Religious and antireligious fundamentalists, theistic and antitheistic fundamentalists, as all fundamentalists, are threatened when we recognize their ideas for what they are: not the whole story. On the one hand, recognizing religious and theistic fundamentalists directly undermines their sense of what is supremely important through the implicit suggestion that their account of supreme importance falls short of the general case. On the other hand, recognizing antireligious and antitheistic fundamentalists indirectly undermines their sense of what is supremely important through the implicit suggestion that their account of others’ accounts of supreme importance likewise falls short of the general case. By falling short of the general case, by not engaging broader complexities and dynamics, our estimations of supreme importance begin to feel shallow and sickly, even when we’re not fully aware of the cause. Our compassion and creativity are stifled. Our humanity and its potential are checked.
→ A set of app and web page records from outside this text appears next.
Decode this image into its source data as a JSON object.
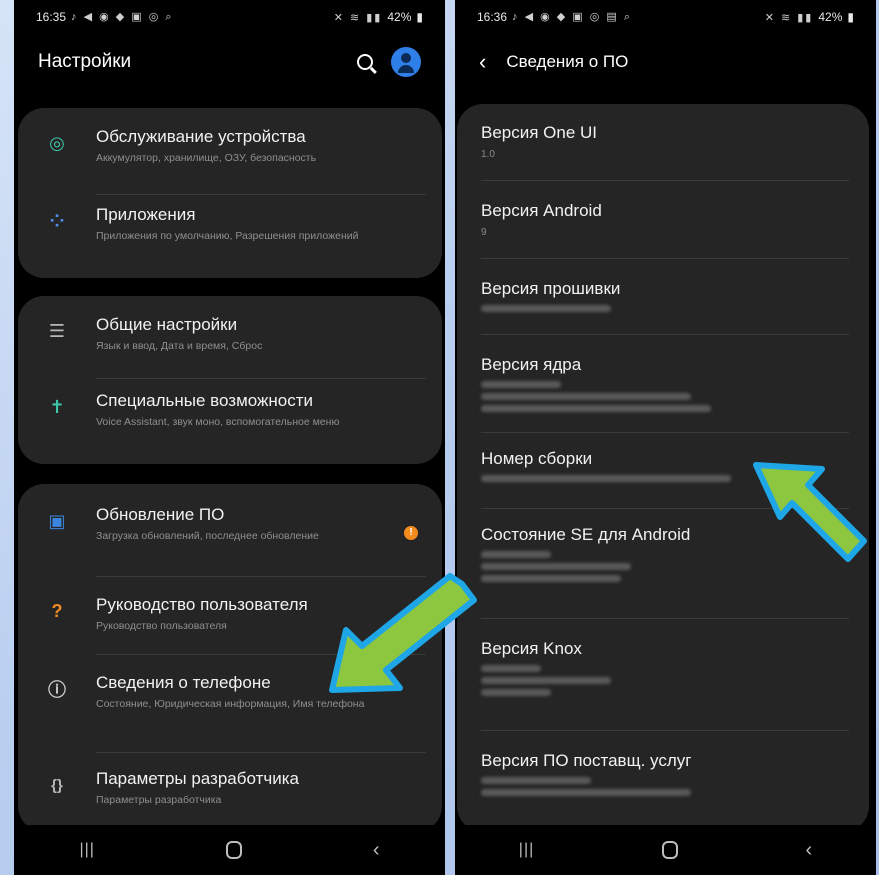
{
  "left": {
    "status": {
      "time": "16:35",
      "battery": "42%"
    },
    "title": "Настройки",
    "rows": [
      {
        "title": "Обслуживание устройства",
        "sub": "Аккумулятор, хранилище, ОЗУ, безопасность",
        "icon": "device-care-icon",
        "glyph": "◎",
        "color": "#3ec7a7"
      },
      {
        "title": "Приложения",
        "sub": "Приложения по умолчанию, Разрешения приложений",
        "icon": "apps-icon",
        "glyph": "⁘",
        "color": "#4a90e8"
      },
      {
        "title": "Общие настройки",
        "sub": "Язык и ввод, Дата и время, Сброс",
        "icon": "sliders-icon",
        "glyph": "☰",
        "color": "#b8b8b8"
      },
      {
        "title": "Специальные возможности",
        "sub": "Voice Assistant, звук моно, вспомогательное меню",
        "icon": "accessibility-icon",
        "glyph": "✝",
        "color": "#3ec7a7"
      },
      {
        "title": "Обновление ПО",
        "sub": "Загрузка обновлений, последнее обновление",
        "icon": "software-update-icon",
        "glyph": "▣",
        "color": "#3a86e0"
      },
      {
        "title": "Руководство пользователя",
        "sub": "Руководство пользователя",
        "icon": "user-manual-icon",
        "glyph": "?",
        "color": "#f08a24"
      },
      {
        "title": "Сведения о телефоне",
        "sub": "Состояние, Юридическая информация, Имя телефона",
        "icon": "info-icon",
        "glyph": "i",
        "color": "#c8c8c8"
      },
      {
        "title": "Параметры разработчика",
        "sub": "Параметры разработчика",
        "icon": "developer-options-icon",
        "glyph": "{}",
        "color": "#b8b8b8"
      }
    ],
    "update_badge": "!"
  },
  "right": {
    "status": {
      "time": "16:36",
      "battery": "42%"
    },
    "title": "Сведения о ПО",
    "rows": [
      {
        "title": "Версия One UI",
        "value": "1.0"
      },
      {
        "title": "Версия Android",
        "value": "9"
      },
      {
        "title": "Версия прошивки",
        "value": ""
      },
      {
        "title": "Версия ядра",
        "value": ""
      },
      {
        "title": "Номер сборки",
        "value": ""
      },
      {
        "title": "Состояние SE для Android",
        "value": ""
      },
      {
        "title": "Версия Knox",
        "value": ""
      },
      {
        "title": "Версия ПО поставщ. услуг",
        "value": ""
      }
    ]
  },
  "colors": {
    "arrow_fill": "#8dc63f",
    "arrow_outline": "#1ea6e6",
    "card": "#252525",
    "background": "#000000"
  }
}
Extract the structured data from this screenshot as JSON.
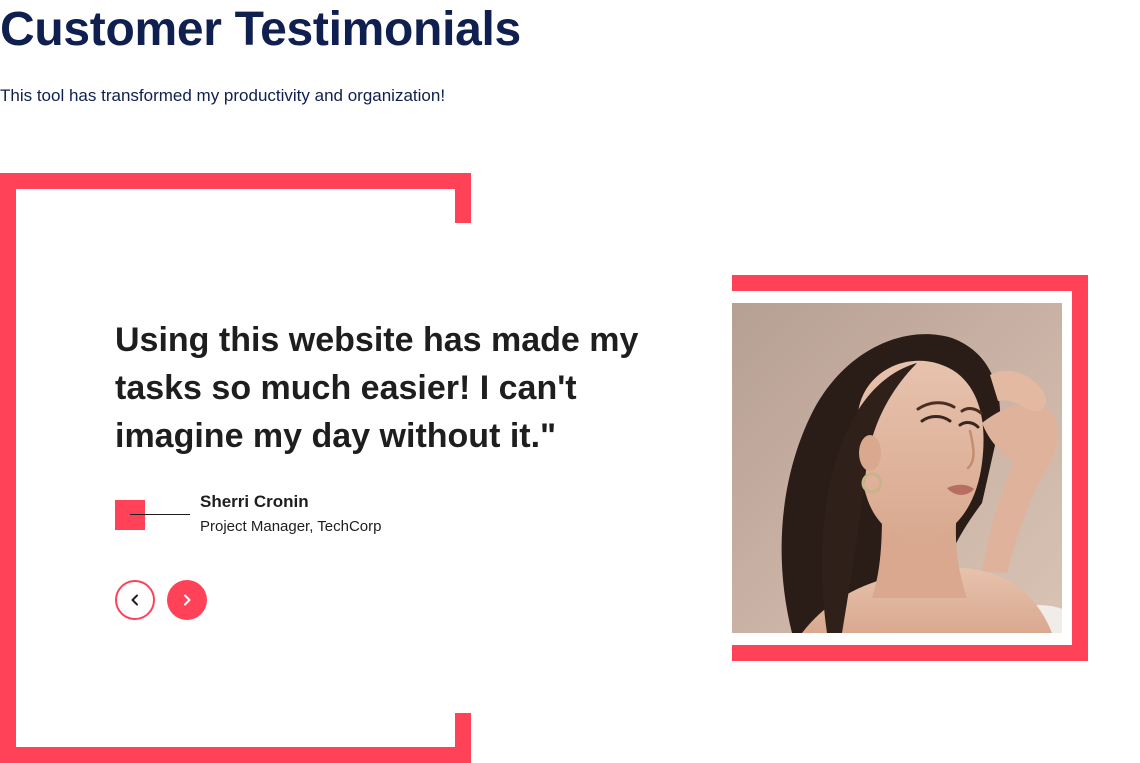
{
  "header": {
    "title": "Customer Testimonials",
    "subtitle": "This tool has transformed my productivity and organization!"
  },
  "testimonial": {
    "quote": "Using this website has made my tasks so much easier! I can't imagine my day without it.\"",
    "author_name": "Sherri Cronin",
    "author_role": "Project Manager, TechCorp",
    "photo_alt": "Photo of Sherri Cronin"
  },
  "navigation": {
    "prev_icon": "chevron-left-icon",
    "next_icon": "chevron-right-icon"
  },
  "colors": {
    "accent": "#ff4258",
    "title": "#0f1f4f",
    "text": "#1e1e1e"
  }
}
I’ll close with some thoughts from the founder of Mormonism, Joseph Smith, who sometimes commented on fundamentalism in ways that proved to be quite as applicable to his own shortcomings and mine, as Mormons, as to those of other faiths. In other words, my experience has been that Mormons are as likely to succomb to fundamentalism as are the adherents of other religions. After all, Mormonism does have its explicitly fundamentalist sects, as well as its less explicit but nonetheless quite obvious fundamentalisms among mainstream members of the LDS Church.
“The great thing for us to know is to comprehend what God did institute before the foundation of the world. Who knows it? It is the constitutional disposition of mankind to set up stakes and set bounds to the works and ways of the Almighty.” (History of the Church 5: 529–30)
“I say to all those who are disposed to set up stakes for the Almighty, You will come short of the glory of God. To become a joint heir of the heirship of the Son, one must put away all his false traditions. … When God offers a blessing or knowledge to a man, and he refuses to receive it, he will be damned. The Israelites prayed that God would speak to Moses and not to them; in consequence of which he cursed them with a carnal law.” (History of the Church 5: 554-555)
“I cannot believe in any of the creeds of the different denominations, because they all have some things in them I cannot subscribe to, though all of them have some truth. I want to come up into the presence of God, and learn all things; but the creeds set up stakes, and say, ‘Hitherto shalt thou come, and no further’; which I cannot subscribe to.” (History of the Church 6: 57)